▸ Goal of the exercise:
Among the records below, find each line bearing the word "this" and copy it.
※
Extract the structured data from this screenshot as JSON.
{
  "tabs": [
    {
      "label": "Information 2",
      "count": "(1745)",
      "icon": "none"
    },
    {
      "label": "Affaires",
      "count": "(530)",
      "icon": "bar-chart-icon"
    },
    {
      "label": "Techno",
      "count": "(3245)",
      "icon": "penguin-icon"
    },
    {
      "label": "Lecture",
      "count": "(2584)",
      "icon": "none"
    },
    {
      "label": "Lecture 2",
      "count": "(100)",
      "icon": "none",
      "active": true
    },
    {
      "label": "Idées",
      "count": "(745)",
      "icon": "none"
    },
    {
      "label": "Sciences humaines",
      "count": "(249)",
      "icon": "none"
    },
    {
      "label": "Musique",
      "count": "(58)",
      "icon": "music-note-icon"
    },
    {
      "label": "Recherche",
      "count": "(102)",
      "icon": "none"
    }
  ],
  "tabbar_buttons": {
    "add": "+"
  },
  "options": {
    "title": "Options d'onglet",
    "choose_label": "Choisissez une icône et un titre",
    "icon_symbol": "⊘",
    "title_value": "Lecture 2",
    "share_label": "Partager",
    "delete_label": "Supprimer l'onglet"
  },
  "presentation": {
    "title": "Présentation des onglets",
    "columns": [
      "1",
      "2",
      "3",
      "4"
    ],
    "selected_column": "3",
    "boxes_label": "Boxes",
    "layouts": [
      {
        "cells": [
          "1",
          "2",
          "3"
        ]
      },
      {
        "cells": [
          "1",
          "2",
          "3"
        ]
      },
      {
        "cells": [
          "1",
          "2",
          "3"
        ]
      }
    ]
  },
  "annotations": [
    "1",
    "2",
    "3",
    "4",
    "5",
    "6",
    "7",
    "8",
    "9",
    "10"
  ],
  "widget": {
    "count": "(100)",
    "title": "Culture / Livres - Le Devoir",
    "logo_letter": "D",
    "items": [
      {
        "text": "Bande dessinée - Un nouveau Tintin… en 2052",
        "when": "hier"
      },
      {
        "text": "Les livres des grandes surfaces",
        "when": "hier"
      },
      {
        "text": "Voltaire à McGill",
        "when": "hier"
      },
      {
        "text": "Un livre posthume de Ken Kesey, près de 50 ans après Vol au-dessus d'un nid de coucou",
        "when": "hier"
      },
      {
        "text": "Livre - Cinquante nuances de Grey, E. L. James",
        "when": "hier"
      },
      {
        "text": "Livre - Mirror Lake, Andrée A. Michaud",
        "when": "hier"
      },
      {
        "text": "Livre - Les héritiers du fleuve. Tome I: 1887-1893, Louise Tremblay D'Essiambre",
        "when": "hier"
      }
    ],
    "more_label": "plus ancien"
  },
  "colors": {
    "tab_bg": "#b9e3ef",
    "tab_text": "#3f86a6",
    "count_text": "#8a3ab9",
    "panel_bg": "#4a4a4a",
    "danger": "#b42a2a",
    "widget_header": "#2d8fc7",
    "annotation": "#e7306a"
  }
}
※
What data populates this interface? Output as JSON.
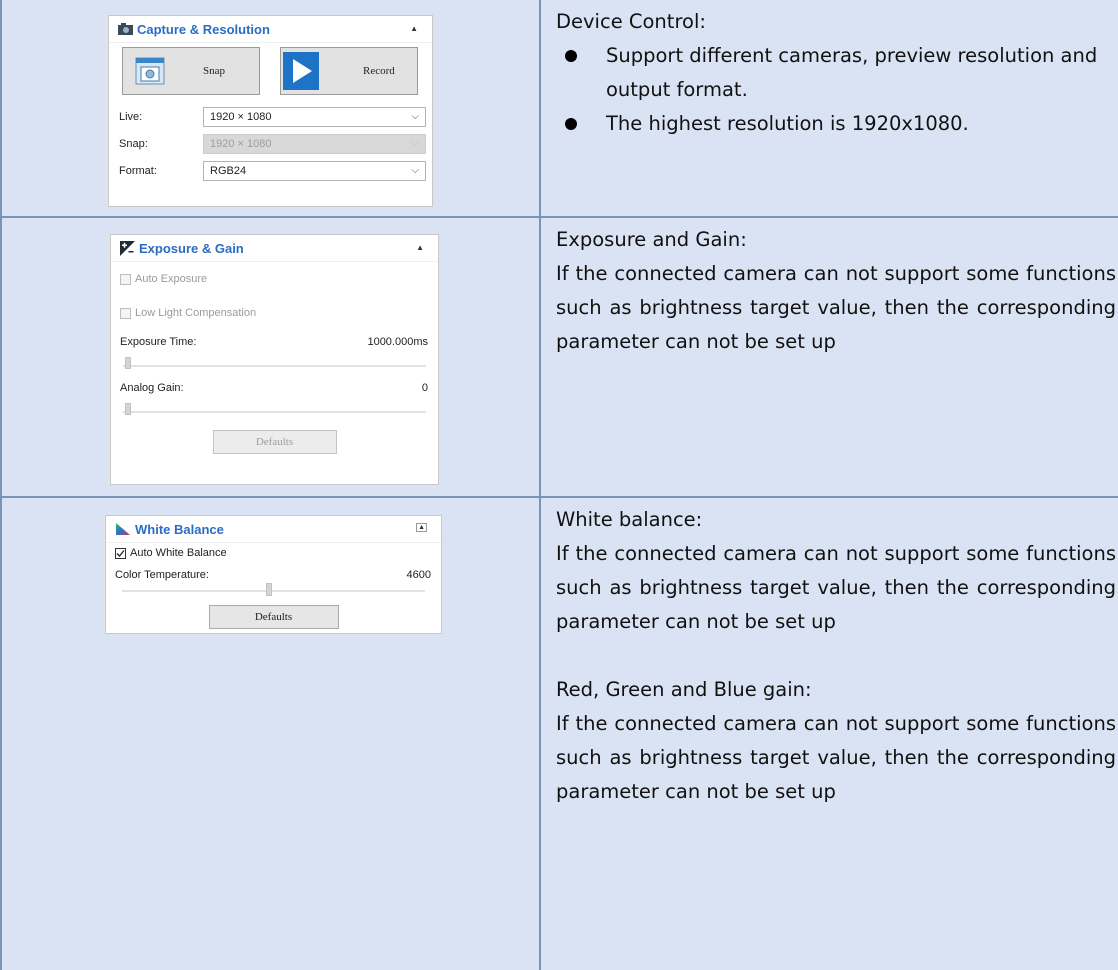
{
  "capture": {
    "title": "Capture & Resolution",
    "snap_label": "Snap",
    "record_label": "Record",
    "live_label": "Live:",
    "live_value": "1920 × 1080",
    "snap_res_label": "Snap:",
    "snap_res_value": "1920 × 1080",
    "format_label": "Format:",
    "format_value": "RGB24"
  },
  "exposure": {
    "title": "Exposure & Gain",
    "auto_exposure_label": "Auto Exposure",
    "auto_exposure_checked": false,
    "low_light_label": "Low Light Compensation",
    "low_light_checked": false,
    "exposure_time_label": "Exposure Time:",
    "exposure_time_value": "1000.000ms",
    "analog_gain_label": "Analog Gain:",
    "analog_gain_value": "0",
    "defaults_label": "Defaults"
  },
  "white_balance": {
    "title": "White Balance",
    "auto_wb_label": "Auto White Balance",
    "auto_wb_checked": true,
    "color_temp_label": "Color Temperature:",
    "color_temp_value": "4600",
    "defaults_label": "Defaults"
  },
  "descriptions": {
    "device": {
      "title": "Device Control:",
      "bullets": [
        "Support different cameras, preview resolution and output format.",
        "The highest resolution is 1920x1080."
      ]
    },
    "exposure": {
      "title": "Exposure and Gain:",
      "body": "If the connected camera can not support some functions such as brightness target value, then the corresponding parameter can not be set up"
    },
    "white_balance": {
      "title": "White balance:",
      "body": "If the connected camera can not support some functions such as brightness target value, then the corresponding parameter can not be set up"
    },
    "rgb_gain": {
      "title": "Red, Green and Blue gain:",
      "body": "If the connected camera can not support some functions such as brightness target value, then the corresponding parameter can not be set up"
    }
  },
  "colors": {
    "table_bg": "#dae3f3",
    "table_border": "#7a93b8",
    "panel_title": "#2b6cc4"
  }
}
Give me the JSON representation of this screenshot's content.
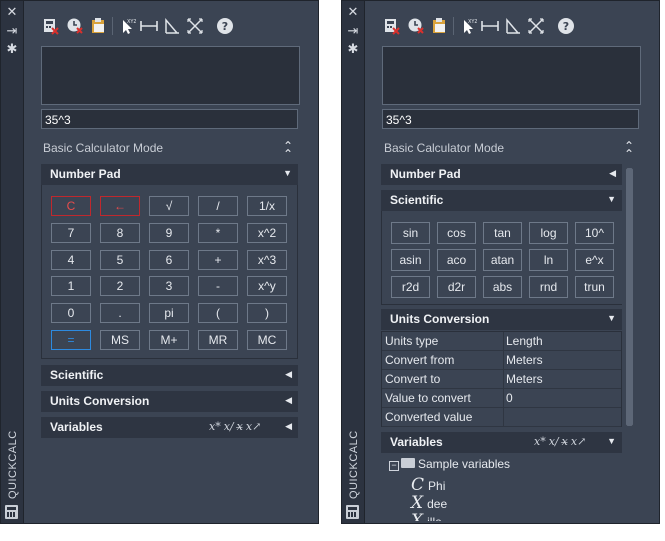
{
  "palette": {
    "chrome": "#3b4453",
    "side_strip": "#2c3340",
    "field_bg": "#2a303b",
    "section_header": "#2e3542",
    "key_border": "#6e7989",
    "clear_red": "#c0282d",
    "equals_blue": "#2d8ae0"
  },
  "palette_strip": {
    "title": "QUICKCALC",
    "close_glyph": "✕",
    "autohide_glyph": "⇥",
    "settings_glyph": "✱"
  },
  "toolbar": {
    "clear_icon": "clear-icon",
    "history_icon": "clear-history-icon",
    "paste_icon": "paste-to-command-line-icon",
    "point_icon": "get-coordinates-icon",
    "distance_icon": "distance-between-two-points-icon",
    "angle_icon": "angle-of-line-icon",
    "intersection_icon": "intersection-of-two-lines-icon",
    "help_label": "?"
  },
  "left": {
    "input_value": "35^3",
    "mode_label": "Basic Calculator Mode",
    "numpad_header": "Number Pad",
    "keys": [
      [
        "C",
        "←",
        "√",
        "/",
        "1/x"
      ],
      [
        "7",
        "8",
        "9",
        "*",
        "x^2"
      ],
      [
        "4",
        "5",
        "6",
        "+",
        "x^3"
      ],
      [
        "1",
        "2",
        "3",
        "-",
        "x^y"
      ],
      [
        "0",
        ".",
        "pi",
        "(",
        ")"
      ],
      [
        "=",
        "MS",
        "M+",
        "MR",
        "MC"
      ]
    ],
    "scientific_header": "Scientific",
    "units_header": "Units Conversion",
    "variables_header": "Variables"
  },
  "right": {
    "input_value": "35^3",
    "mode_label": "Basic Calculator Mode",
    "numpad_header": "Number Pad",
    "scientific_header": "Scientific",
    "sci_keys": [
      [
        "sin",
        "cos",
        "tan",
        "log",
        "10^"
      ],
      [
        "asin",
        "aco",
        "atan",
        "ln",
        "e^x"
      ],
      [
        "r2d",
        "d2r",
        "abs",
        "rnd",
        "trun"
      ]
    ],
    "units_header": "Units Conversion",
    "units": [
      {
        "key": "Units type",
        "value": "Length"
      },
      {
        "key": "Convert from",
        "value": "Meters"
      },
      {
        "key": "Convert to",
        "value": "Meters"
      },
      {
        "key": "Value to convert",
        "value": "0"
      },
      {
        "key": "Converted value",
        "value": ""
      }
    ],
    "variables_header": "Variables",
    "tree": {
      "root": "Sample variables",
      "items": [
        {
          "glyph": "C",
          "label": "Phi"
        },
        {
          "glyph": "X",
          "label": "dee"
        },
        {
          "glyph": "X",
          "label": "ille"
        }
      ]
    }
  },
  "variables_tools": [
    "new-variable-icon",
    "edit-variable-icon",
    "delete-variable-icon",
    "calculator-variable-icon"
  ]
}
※
▸ Reply to the exercise:
Extract the structured data from this screenshot as JSON.
What data populates this interface? Output as JSON.
Give me the JSON representation of this screenshot's content.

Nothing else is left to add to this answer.